Michelle Boucher is the Vice President of Research for Engineering Practices for research firm Tech-Clarity. Ms. Boucher has spent over 20 years in various roles in engineering, marketing, management, and as an analyst. She has broad experience with topics such as product design, simulation, systems engineering, mechatronics, embedded systems, PCB design, additive manufacturing, improving product performance, process improvement, and mass customization. She graduated magna cum laude with an MBA from Babson College and earned a BS in Mechanical Engineering, with distinction, from Worcester Polytechnic Institute.

Ms. Boucher began her career holding various roles as a mechanical engineer at Pratt & Whitney and KONA (now Synventive Molding Solutions). She then spent over 10 years at PTC, a leading MCAD and PLM solution provider. While at PTC, she developed a deep understanding of end user needs through roles in technical support, management, and product marketing. She worked in technical marketing at Moldflow Corporation (acquired by Autodesk), the market leader in injection molding simulation. Here she was instrumental in developing product positioning and go-to-market messages. Ms. Boucher then joined Aberdeen Group and covered product innovation, product development, and engineering processes, eventually running the Product Innovation and Engineering practice.
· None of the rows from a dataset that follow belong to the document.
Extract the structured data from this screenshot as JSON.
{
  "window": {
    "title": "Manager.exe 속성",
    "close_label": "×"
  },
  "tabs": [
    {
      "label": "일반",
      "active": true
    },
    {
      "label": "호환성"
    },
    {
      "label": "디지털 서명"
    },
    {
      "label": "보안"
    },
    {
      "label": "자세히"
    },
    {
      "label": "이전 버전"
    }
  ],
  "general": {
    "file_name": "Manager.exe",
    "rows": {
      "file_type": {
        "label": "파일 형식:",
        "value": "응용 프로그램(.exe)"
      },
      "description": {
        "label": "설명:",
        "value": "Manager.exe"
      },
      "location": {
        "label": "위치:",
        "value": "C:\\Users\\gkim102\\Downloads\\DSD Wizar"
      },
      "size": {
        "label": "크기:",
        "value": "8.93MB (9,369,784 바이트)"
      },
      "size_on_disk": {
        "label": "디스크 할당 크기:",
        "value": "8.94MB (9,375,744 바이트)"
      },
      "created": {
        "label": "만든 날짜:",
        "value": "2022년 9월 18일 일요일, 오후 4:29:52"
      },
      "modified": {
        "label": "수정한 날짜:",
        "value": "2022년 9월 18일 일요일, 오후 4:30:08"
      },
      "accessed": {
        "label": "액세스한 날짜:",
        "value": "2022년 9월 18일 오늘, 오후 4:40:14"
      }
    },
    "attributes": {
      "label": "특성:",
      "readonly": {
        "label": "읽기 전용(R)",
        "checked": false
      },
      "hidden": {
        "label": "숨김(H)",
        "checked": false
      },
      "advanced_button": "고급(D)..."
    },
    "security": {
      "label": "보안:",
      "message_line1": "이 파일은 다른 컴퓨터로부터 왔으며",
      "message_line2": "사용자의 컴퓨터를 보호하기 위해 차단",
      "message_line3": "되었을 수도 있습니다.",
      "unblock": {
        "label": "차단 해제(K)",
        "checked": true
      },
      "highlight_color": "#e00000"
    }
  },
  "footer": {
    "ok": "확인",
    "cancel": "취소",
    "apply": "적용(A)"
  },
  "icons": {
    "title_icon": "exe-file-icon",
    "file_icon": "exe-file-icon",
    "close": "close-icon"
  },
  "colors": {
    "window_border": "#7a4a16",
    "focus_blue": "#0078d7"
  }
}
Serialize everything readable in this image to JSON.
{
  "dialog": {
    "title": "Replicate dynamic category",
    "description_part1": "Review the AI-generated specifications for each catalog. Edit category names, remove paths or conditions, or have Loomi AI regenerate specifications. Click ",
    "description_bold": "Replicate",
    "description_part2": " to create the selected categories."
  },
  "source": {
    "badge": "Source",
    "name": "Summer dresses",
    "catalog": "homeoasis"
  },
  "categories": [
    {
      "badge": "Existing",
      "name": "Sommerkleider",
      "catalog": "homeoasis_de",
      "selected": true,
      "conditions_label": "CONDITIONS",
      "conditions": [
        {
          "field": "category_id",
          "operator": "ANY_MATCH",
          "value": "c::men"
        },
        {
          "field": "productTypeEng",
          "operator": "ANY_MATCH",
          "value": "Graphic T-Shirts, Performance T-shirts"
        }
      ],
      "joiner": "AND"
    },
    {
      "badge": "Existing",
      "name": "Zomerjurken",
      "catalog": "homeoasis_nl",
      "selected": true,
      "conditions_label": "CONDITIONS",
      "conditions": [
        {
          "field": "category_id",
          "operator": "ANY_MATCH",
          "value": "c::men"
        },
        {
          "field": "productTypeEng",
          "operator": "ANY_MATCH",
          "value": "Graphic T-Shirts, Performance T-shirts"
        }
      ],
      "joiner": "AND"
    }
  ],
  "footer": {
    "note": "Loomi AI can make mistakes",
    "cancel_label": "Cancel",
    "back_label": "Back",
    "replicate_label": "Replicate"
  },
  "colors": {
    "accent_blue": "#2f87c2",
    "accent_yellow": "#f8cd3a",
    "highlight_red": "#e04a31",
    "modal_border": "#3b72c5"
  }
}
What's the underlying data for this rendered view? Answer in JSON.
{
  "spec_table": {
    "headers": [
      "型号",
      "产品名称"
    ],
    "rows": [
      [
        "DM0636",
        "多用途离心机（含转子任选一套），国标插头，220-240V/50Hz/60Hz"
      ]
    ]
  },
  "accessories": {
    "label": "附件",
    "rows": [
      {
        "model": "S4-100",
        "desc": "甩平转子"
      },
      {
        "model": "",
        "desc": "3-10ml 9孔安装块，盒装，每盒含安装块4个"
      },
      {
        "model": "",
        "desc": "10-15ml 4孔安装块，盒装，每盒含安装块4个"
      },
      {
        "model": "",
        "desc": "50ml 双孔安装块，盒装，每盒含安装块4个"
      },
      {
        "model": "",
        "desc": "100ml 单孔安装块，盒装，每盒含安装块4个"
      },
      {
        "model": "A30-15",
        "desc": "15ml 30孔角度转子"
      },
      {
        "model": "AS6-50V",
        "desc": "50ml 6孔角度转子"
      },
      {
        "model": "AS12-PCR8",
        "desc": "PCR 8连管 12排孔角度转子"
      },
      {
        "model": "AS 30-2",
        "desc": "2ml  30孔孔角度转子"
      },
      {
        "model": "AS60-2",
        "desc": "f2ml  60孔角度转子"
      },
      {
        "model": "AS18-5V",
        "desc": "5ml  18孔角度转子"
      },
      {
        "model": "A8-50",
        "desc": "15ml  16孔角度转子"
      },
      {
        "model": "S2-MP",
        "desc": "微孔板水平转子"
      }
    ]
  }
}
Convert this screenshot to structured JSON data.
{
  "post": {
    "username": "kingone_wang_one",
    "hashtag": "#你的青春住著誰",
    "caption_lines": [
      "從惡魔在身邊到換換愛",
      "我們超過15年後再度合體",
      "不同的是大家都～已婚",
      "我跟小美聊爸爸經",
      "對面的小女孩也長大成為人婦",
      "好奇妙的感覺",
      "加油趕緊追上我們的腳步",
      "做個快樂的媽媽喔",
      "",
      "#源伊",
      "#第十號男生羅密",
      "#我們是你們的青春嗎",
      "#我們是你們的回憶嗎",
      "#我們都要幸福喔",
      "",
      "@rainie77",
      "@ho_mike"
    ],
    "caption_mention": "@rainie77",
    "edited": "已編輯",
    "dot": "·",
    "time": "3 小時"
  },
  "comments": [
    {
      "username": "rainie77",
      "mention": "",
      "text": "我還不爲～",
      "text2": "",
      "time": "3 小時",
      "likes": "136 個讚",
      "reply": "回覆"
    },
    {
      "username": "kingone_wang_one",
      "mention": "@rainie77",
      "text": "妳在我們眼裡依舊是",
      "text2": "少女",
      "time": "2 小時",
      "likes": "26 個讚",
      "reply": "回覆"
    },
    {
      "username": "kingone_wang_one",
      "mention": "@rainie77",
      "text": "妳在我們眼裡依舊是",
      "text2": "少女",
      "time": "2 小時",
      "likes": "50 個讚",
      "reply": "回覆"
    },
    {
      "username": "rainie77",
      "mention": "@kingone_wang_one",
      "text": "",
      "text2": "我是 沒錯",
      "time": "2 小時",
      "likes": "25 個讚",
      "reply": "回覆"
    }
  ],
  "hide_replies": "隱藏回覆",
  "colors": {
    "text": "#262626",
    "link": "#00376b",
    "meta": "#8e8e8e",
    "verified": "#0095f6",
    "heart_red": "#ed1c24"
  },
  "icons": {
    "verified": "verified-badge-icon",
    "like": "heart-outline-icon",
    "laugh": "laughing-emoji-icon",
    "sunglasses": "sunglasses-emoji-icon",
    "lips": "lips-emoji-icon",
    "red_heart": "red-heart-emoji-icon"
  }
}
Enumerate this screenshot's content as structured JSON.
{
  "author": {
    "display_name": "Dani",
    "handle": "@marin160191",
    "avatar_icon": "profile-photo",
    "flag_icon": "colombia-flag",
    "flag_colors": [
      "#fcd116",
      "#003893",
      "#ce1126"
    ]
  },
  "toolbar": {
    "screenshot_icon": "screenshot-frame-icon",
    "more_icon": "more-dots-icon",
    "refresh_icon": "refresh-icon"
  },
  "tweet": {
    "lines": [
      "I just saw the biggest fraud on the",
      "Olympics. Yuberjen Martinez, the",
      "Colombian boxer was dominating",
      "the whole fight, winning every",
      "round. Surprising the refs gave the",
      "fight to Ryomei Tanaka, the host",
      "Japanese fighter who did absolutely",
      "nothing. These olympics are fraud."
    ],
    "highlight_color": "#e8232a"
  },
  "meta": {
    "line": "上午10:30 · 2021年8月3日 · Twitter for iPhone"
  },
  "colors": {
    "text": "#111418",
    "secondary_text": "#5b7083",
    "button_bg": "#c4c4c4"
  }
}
Ms. Boucher is an experienced researcher and author. She has benchmarked over 7000 product development professionals and published over 90 reports on product development best practices. She focuses on helping companies manage the complexity of today’s products, markets, design environments, and value chains to achieve higher profitability.